Depression is a disabling, prevalent condition. Physical activity programs may assist depression management in older people, ameliorate co-morbid conditions and reduce the need for antidepressants. The UPLIFT pilot study assessed the feasibility of older depressed people attending a community-based progressive resistance training (PRT) program. The study also aimed to determine whether PRT improves depressive status in older depressed patients.
A randomised controlled trial was conducted. People aged ≥ 65 years with depressive symptoms were recruited via general practices. Following baseline assessment, subjects were randomly allocated to attend a local PRT program three times per week for 10 weeks or a brief advice control group. Follow-up assessment of depressive status, physical and psychological health, functional and quality of life status occurred post intervention and at six months.
Three hundred and forty six people responded to the study invitation, of whom 22% had depressive symptoms (Geriatric Depression Scale, GDS-30 score ≥ 11). Thirty two people entered the trial. There were no significant group differences on the GDS at follow-up. At six months there was a trend for the PRT intervention group to have lower GDS scores than the comparison group, but this finding did not reach significance (p = 0.08). More of the PRT group (57%) had a reduction in depressive symptoms post program, compared to 44% of the control group. It was not possible to discern which specific components of the program influenced its impact, but in post hoc analyses, improvement in depressive status appeared to be associated with the number of exercise sessions completed (r = -0.8, p < 0.01).
The UPLIFT pilot study confirmed that older people with depression can be successfully recruited to a community based PRT program.
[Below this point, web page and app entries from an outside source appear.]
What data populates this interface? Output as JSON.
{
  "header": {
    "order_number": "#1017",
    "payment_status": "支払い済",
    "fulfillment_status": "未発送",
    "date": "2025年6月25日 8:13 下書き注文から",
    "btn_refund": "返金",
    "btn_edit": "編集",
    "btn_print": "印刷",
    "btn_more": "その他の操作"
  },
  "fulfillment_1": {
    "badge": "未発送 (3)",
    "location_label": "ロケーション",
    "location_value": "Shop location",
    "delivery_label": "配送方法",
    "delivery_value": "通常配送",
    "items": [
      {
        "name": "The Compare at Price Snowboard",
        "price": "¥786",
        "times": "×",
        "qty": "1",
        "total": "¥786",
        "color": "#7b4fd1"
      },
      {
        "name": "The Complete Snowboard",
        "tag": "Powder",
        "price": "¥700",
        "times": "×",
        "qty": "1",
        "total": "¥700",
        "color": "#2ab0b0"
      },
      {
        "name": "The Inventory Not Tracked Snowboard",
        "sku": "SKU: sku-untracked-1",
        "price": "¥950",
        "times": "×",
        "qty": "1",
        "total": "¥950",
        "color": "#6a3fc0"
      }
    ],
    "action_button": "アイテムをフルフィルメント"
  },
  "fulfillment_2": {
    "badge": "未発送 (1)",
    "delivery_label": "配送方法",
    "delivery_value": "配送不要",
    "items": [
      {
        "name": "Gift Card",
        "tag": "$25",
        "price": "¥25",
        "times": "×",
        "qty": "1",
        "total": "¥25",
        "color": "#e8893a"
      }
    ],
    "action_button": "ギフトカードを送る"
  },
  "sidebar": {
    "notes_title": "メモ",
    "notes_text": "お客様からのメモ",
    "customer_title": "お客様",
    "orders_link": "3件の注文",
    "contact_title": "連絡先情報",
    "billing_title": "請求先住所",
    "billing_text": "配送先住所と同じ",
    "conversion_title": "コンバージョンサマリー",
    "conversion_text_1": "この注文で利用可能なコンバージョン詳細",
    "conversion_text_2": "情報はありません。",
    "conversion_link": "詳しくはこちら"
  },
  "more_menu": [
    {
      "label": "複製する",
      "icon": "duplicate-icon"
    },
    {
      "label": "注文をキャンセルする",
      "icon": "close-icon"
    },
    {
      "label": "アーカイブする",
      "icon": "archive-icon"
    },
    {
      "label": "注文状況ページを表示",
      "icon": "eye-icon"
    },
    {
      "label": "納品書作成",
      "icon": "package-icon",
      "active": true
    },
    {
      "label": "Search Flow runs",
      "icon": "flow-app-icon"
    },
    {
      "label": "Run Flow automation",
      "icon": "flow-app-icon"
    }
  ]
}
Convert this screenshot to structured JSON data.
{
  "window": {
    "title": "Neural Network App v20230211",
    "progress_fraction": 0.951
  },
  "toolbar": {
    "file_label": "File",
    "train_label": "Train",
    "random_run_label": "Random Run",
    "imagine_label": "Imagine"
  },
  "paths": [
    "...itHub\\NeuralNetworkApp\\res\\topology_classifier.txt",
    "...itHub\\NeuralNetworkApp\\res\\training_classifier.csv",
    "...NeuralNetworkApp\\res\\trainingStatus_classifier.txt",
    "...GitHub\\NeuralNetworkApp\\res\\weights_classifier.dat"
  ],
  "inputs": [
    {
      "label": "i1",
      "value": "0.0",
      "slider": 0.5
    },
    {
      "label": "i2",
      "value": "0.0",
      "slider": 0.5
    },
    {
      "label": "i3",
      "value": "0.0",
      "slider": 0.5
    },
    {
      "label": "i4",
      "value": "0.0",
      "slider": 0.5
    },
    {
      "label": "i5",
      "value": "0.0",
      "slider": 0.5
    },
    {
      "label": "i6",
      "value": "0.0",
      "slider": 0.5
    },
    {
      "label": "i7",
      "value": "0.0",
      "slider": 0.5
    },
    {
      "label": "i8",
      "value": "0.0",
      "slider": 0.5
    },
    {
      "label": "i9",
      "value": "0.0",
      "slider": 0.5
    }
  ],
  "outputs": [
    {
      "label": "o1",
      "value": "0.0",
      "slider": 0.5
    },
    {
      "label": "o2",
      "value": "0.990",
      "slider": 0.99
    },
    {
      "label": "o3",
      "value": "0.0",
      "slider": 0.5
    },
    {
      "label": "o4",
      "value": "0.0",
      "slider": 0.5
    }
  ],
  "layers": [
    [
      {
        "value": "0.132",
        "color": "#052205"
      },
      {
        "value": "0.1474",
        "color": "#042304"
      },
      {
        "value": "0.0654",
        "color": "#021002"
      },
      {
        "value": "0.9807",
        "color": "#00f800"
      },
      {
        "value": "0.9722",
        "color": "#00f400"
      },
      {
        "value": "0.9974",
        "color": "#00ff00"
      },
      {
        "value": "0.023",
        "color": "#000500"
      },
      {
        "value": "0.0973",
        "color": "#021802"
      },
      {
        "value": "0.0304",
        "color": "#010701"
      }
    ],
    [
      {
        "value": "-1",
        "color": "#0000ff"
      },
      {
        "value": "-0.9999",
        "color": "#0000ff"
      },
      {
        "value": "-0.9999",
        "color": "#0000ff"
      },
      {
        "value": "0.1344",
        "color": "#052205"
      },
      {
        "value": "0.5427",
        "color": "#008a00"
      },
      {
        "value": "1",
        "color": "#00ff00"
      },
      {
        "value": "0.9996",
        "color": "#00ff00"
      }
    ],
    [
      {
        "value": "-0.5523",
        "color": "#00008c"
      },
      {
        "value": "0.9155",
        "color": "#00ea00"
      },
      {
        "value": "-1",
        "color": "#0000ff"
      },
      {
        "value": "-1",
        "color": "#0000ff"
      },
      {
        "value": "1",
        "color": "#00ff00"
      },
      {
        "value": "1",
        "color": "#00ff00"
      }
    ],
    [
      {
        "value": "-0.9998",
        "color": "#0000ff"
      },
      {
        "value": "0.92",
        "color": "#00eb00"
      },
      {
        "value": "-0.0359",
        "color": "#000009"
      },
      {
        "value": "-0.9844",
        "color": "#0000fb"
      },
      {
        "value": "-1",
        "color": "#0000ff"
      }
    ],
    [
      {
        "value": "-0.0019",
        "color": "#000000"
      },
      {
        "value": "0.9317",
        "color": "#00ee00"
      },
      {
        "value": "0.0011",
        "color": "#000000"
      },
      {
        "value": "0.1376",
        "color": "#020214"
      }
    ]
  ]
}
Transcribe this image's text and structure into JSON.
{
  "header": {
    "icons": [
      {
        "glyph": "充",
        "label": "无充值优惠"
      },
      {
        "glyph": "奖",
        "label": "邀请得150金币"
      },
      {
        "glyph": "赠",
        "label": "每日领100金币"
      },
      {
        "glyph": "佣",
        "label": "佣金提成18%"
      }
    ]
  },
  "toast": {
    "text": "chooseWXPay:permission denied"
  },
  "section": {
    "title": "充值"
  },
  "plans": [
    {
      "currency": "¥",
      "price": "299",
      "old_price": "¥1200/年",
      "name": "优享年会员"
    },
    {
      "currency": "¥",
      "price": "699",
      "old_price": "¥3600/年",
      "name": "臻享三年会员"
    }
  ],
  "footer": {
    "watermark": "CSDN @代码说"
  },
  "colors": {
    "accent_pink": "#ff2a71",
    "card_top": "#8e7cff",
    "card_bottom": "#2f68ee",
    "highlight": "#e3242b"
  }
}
The program can be offered by existing community-based facilities, enabling its ongoing implementation for the potential benefit of other older people.